Jack O’Brien, the director of Catch and Hairspray, likens the new show to “stuffing fifteen pounds in a one-pound bag. Specifically, how to move a true story—an unbelievably true story—within the totally artificial context of a variety show.” Furthermore, the three main characters are male: Frank Jr. (Next to Normal’s Aaron Tveit); his father, Frank Sr. (Tom Wopat); and Carl Hanratty (Norbert Leo Butz), the FBI agent in pursuit of the son. “Hairspray was about mothers and daughters, and this is about fathers and sons,” says Shaiman. “And fathers aren’t emoters. They don’t sing as easily as mothers.” And yet they aim to duplicate the one-two punch of Hairspray’s songs: lush, instantly hummable melodies combined with lyrics that pack an emotional wallop. “As funny as Marc and Scott are,” says O’Brien, “they are curiously insightful, even in a very presentational musical. They don’t write psychologically, but there’s psychological insights in everything they write.”
Wittman credits his lifelong love for bravado and outsize personalities to his father, who was “very much like Frank Sr., without the flimflam. He was an umpire, and for me to embrace theater was very difficult for him, though he did make peace with it.” In one song, “Little Boy, Be a Man”—a phrase Wittman’s father used to yell at him—Shaiman wrote the lyric, “He told me, ‘Grow up, kid, you’re no Peter Pan,’” because Wittman had once tried to fly and broke his hip.
The two are simultaneously writing the songs for Smash, Steven Spielberg’s scripted series on the making of a Marilyn Monroe musical (a contender for a slot on NBC’s fall lineup). “Debra Messing plays me, Christian Borle plays Marc, and Anjelica Huston plays Margo Lion,” says Wittman. “Not really, but we like to say that.” Juggling the jobs has meant weeks of running between the Neil Simon Theatre and Smash meetings a few blocks away. “It’s like Inception,” says Wittman. “We’ll be at a meeting for a show about putting on a Broadway musical, then run back to where we’re actually putting on the thing we were pretending to do a few minutes before.”
I bring up Catch Me If You Can’s many musical competitors this spring, including The Book of Mormon, by Shaiman’s former South Park collaborators; Priscilla Queen of the Desert, co-produced by Midler; andSister Act, based on a film Shaiman scored. “I think it’s exciting,” says Wittman. “If one is a hit, everybody’s a hit. Each fills a need somehow.”
“And of course I’m petrified,” says Shaiman. “I can’t believe the competition, how expensive tickets are—who’s going to see more than one show? We should have opened last year!” But at the same time, they want success for their friends. “The meanest thing God has done to us,” says Shaiman, “is make it impossible to wish ill will.”
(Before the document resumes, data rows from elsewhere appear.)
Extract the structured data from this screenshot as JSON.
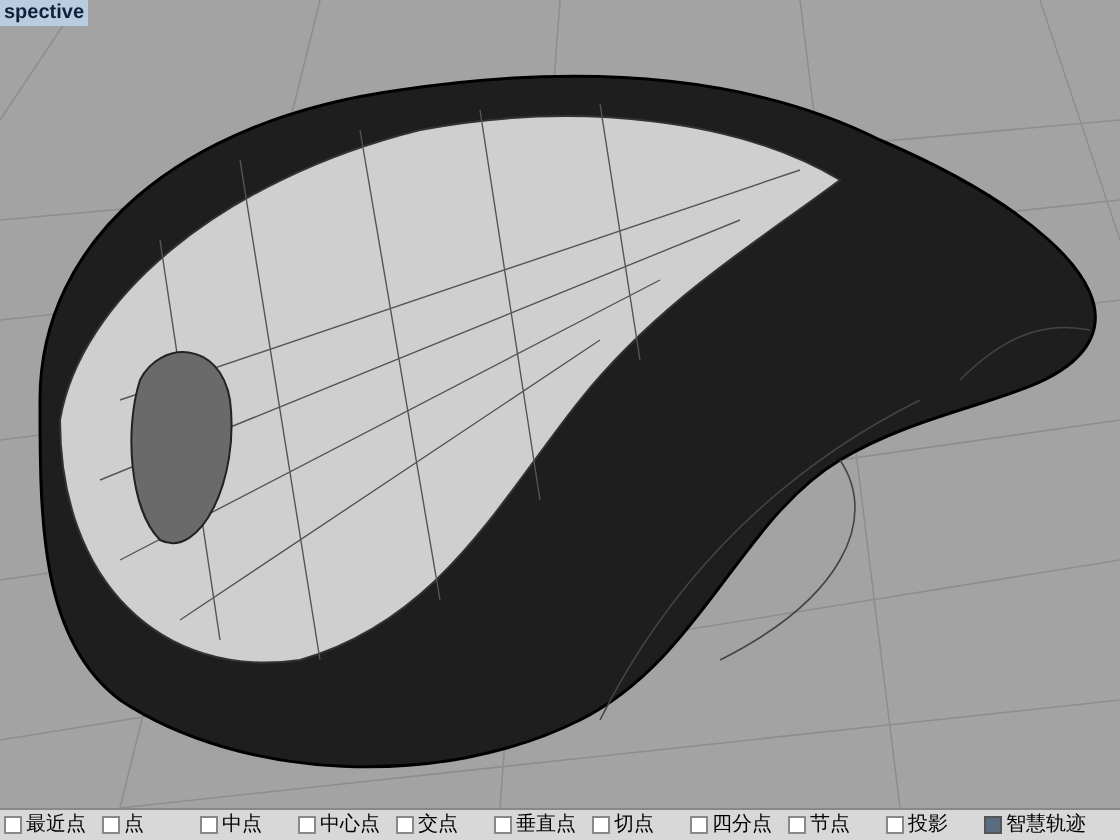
{
  "viewport": {
    "title": "spective"
  },
  "osnaps": [
    {
      "label": "最近点",
      "checked": false
    },
    {
      "label": "点",
      "checked": false
    },
    {
      "label": "中点",
      "checked": false
    },
    {
      "label": "中心点",
      "checked": false
    },
    {
      "label": "交点",
      "checked": false
    },
    {
      "label": "垂直点",
      "checked": false
    },
    {
      "label": "切点",
      "checked": false
    },
    {
      "label": "四分点",
      "checked": false
    },
    {
      "label": "节点",
      "checked": false
    },
    {
      "label": "投影",
      "checked": false
    },
    {
      "label": "智慧轨迹",
      "checked": true
    }
  ]
}
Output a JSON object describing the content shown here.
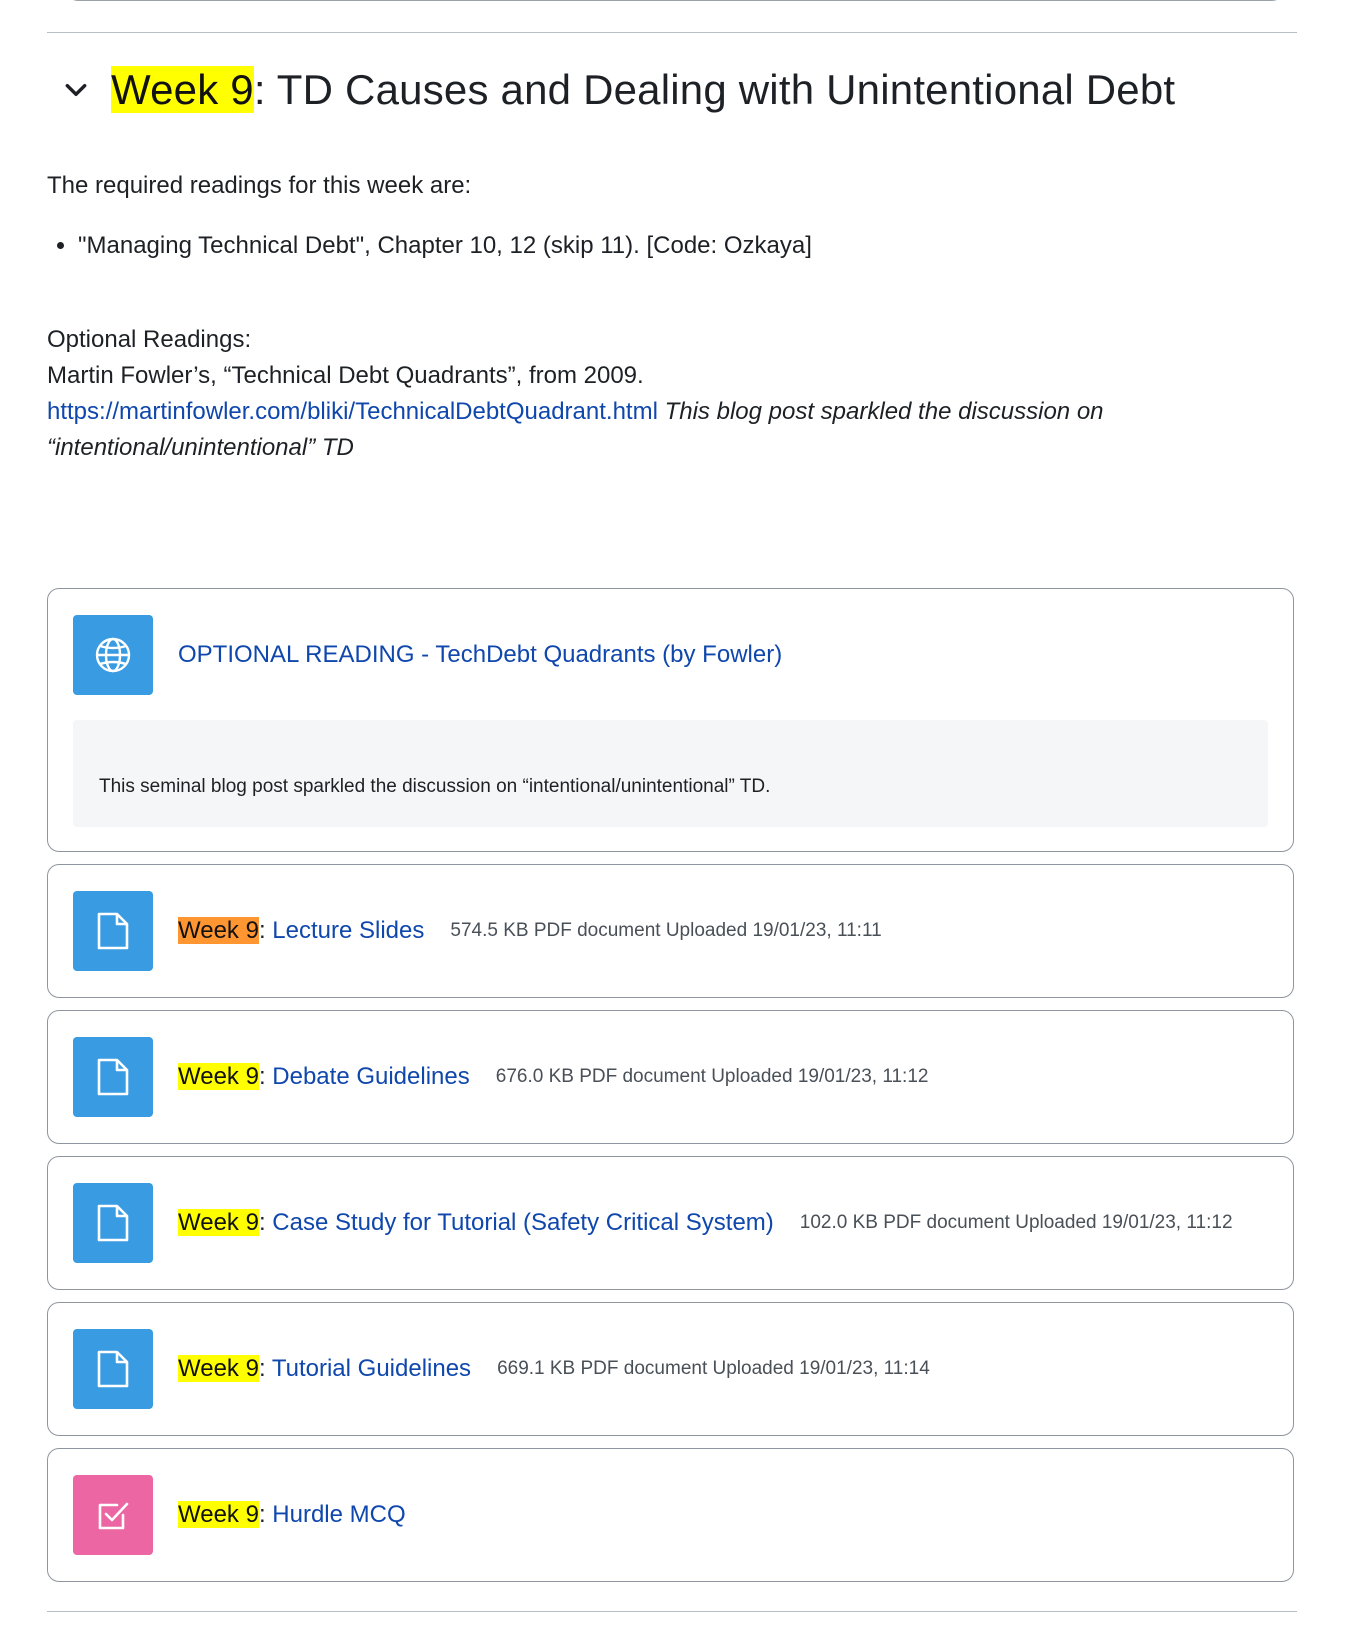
{
  "section": {
    "title_highlight": "Week 9",
    "title_rest": ": TD Causes and Dealing with Unintentional Debt"
  },
  "summary": {
    "intro": "The required readings for this week are:",
    "required_readings": [
      "\"Managing Technical Debt\", Chapter 10, 12 (skip 11). [Code: Ozkaya]"
    ],
    "optional_heading": "Optional Readings:",
    "optional_line": "Martin Fowler’s, “Technical Debt Quadrants”, from 2009.",
    "optional_link": "https://martinfowler.com/bliki/TechnicalDebtQuadrant.html",
    "optional_note": "This blog post sparkled the discussion on “intentional/unintentional” TD"
  },
  "activities": {
    "url": {
      "icon": "globe-icon",
      "name": "OPTIONAL READING - TechDebt Quadrants (by Fowler)",
      "description": "This seminal blog post sparkled the discussion on “intentional/unintentional” TD."
    },
    "files": [
      {
        "icon": "file-icon",
        "prefix": "Week 9",
        "sep": ":",
        "name": " Lecture Slides",
        "meta": "574.5 KB PDF document Uploaded 19/01/23, 11:11"
      },
      {
        "icon": "file-icon",
        "prefix": "Week 9",
        "sep": ":",
        "name": " Debate Guidelines",
        "meta": "676.0 KB PDF document Uploaded 19/01/23, 11:12"
      },
      {
        "icon": "file-icon",
        "prefix": "Week 9",
        "sep": ":",
        "name": " Case Study for Tutorial (Safety Critical System)",
        "meta": "102.0 KB PDF document Uploaded 19/01/23, 11:12"
      },
      {
        "icon": "file-icon",
        "prefix": "Week 9",
        "sep": ":",
        "name": " Tutorial Guidelines",
        "meta": "669.1 KB PDF document Uploaded 19/01/23, 11:14"
      }
    ],
    "quiz": {
      "icon": "quiz-checkbox-icon",
      "prefix": "Week 9",
      "sep": ":",
      "name": " Hurdle MCQ"
    }
  },
  "colors": {
    "highlight": "#ffff00",
    "highlight_current": "#ff9632",
    "link": "#0f47ad",
    "icon_resource": "#399be2",
    "icon_assessment": "#eb66a2"
  }
}
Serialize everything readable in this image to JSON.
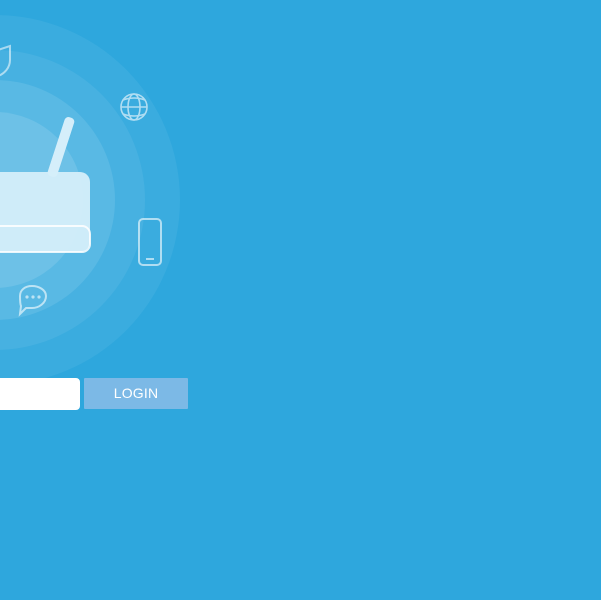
{
  "login_form": {
    "password_value": "",
    "login_label": "LOGIN"
  },
  "colors": {
    "background": "#2ea7dd",
    "login_button": "#7cb9e6",
    "input_background": "#ffffff",
    "text_on_button": "#ffffff"
  },
  "hero": {
    "icons": [
      "router-icon",
      "shield-icon",
      "globe-icon",
      "phone-icon",
      "chat-bubble-icon"
    ]
  }
}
Catch Me If You Can
Lyrics by Marc Shaiman and Scott Wittman; Book By Terrence Mcnally.
Neil Simon Theatre.